(Problem description) From the data, copy out every line in which the word "this" appears.

(Data to process)
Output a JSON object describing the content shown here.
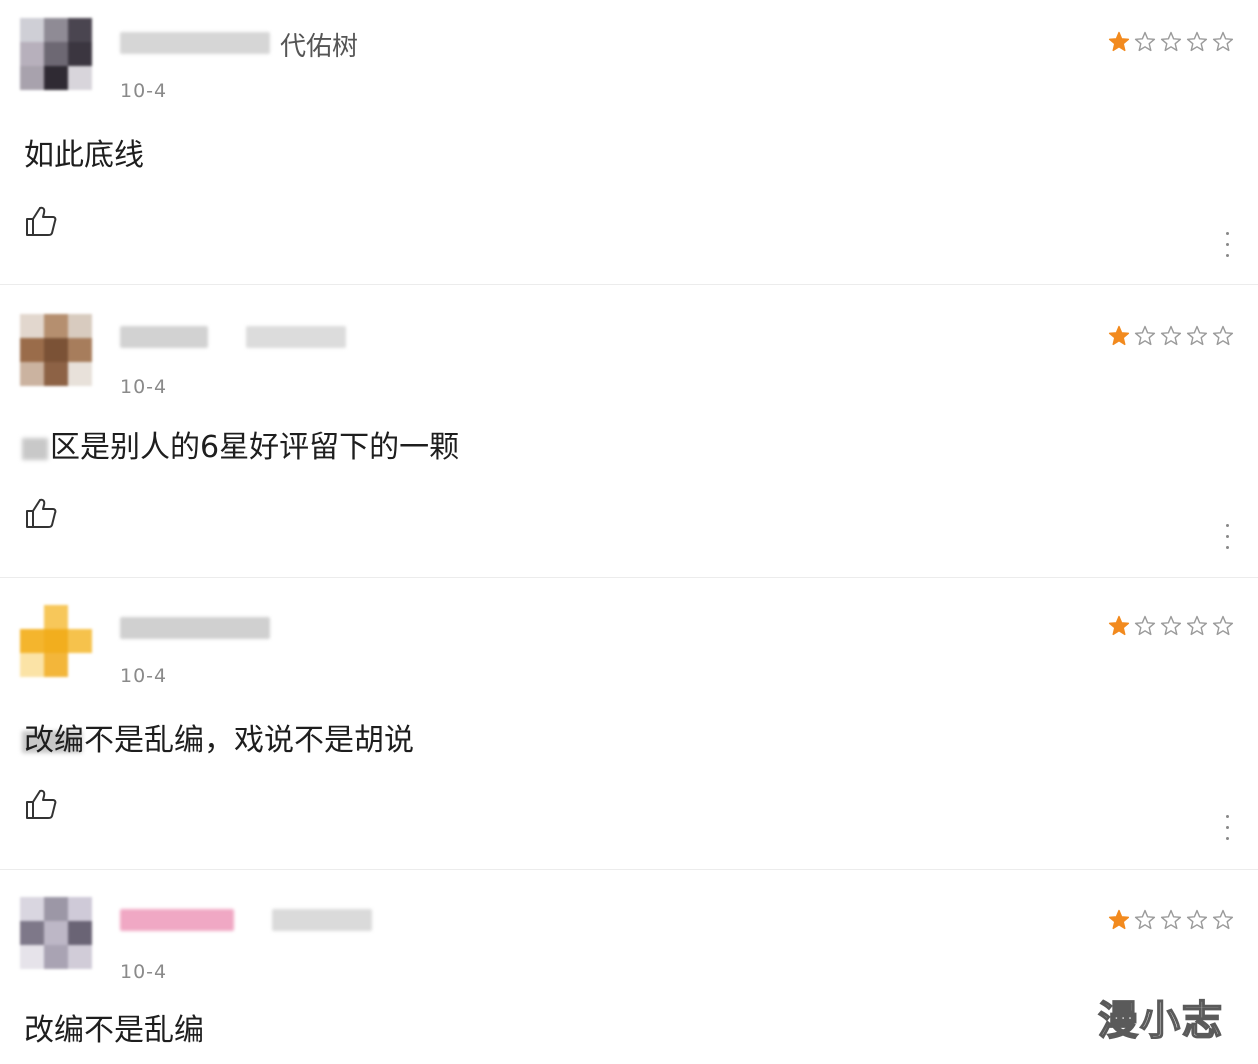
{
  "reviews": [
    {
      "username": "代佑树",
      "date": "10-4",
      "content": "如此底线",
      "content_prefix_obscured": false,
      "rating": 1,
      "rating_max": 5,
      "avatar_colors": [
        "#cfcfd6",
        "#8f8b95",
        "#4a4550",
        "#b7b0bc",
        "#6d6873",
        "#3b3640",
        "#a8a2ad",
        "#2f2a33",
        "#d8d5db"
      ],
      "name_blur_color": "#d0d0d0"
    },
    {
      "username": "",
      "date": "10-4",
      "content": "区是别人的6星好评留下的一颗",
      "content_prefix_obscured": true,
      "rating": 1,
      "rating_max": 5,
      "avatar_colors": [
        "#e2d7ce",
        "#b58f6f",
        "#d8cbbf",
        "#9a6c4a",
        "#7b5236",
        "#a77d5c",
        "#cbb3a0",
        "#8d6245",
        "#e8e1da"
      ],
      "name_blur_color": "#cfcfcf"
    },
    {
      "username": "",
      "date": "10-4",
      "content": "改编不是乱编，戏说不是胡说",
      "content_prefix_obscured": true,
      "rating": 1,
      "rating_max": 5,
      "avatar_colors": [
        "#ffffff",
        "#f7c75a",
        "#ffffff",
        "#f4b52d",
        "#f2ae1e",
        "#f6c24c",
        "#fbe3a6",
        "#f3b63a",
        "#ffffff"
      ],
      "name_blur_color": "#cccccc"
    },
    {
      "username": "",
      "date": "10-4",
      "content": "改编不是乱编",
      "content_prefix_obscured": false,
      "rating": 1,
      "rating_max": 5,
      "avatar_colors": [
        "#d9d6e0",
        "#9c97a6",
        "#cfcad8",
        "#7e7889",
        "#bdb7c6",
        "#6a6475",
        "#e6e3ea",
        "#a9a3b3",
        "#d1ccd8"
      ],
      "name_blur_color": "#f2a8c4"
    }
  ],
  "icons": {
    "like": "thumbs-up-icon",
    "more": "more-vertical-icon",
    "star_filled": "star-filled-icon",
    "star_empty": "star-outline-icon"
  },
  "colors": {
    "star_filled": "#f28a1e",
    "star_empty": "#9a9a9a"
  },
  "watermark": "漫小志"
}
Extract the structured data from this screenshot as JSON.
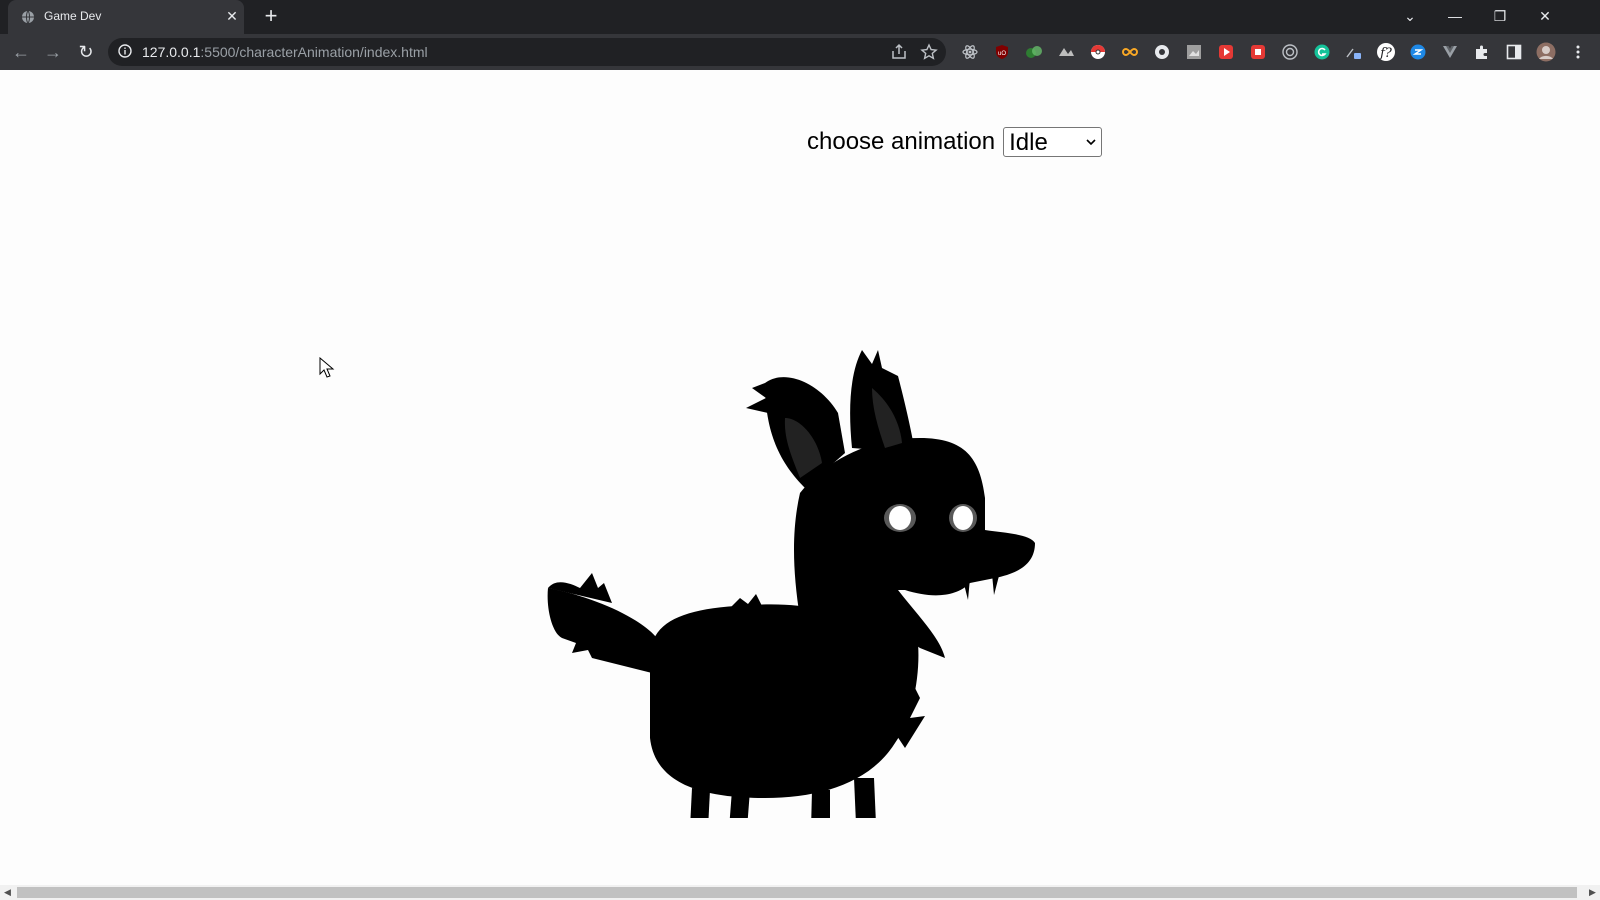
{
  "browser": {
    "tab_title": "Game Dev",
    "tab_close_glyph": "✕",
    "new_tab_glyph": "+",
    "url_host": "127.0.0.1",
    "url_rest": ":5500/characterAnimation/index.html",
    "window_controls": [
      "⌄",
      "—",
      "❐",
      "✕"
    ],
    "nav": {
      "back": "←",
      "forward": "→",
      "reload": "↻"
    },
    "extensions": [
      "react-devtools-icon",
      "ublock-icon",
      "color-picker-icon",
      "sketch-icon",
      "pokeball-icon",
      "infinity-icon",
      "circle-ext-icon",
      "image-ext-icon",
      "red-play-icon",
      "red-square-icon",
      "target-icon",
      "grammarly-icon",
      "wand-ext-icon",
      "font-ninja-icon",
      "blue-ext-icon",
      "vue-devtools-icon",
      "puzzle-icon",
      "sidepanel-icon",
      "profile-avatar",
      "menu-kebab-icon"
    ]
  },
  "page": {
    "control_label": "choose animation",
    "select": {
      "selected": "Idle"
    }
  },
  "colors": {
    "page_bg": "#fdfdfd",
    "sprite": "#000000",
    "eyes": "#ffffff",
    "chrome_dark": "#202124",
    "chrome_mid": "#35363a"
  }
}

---

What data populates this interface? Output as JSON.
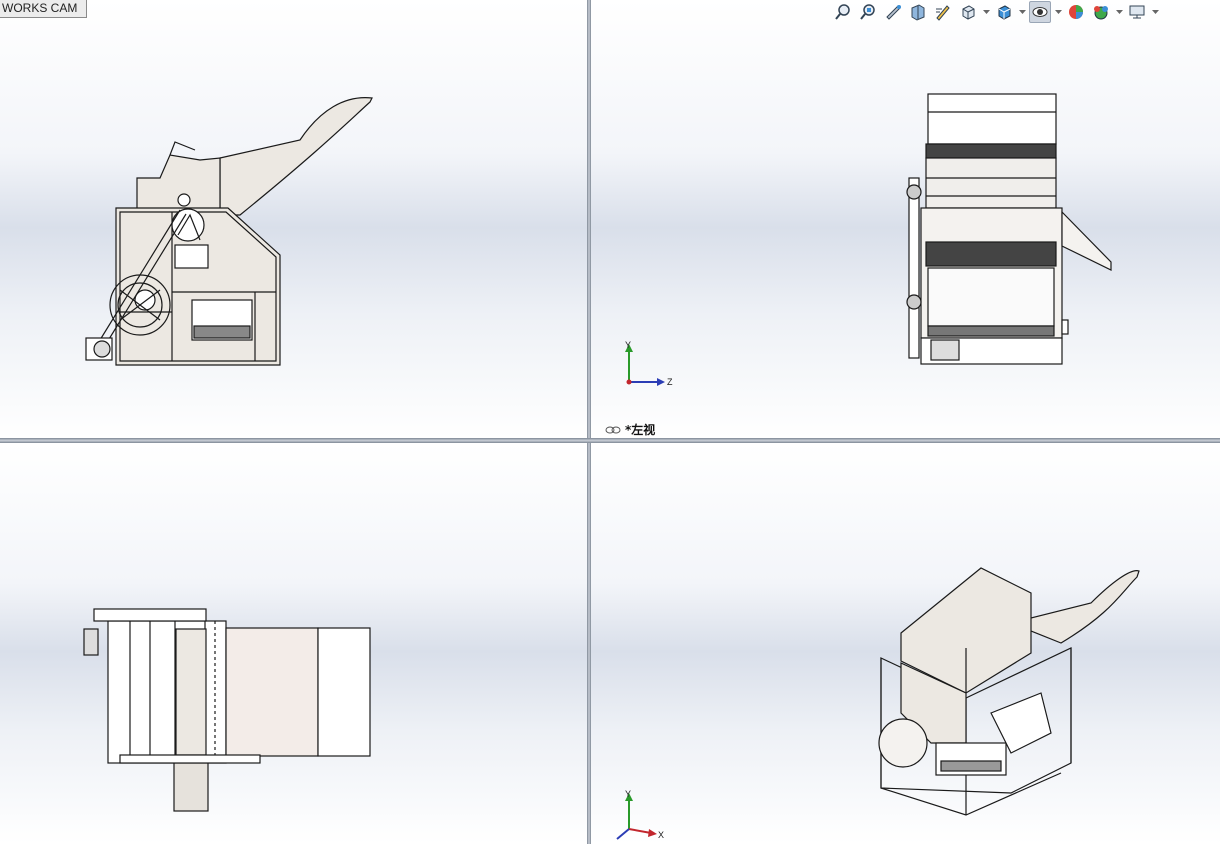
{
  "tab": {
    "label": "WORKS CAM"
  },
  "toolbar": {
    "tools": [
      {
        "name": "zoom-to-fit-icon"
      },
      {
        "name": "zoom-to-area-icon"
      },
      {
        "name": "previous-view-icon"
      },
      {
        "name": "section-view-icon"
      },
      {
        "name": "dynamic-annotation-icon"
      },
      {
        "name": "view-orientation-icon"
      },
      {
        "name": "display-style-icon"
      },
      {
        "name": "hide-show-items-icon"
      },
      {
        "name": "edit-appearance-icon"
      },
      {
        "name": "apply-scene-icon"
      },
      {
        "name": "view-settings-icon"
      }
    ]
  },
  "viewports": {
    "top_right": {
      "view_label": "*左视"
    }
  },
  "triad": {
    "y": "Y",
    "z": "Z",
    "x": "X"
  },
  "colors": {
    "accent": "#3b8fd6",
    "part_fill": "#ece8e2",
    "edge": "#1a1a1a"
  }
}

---

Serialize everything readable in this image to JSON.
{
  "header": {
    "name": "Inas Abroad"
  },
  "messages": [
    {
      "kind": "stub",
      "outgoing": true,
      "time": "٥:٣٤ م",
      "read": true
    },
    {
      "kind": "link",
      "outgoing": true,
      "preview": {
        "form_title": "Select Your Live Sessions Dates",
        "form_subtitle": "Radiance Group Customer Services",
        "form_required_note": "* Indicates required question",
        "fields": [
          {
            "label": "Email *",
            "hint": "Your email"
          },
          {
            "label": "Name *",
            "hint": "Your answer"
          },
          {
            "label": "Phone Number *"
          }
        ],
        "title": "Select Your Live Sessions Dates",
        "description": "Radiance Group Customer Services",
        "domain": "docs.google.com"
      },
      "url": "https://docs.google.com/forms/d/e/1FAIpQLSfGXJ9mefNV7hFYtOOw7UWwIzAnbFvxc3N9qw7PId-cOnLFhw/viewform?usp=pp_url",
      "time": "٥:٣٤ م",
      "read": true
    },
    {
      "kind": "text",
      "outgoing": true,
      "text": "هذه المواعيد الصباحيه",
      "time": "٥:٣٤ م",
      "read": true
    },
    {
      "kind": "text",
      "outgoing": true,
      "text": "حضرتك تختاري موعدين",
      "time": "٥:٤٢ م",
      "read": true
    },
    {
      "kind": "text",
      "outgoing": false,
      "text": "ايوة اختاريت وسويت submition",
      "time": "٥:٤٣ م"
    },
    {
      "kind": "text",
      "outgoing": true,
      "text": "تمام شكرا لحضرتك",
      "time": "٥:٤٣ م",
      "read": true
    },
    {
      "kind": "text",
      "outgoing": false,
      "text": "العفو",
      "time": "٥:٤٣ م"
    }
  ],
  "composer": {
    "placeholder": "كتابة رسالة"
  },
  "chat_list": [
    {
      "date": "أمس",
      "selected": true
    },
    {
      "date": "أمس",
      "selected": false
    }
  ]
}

(Expected answer)
Extract the structured data from this screenshot as JSON.
What data populates this interface? Output as JSON.
Serialize everything readable in this image to JSON.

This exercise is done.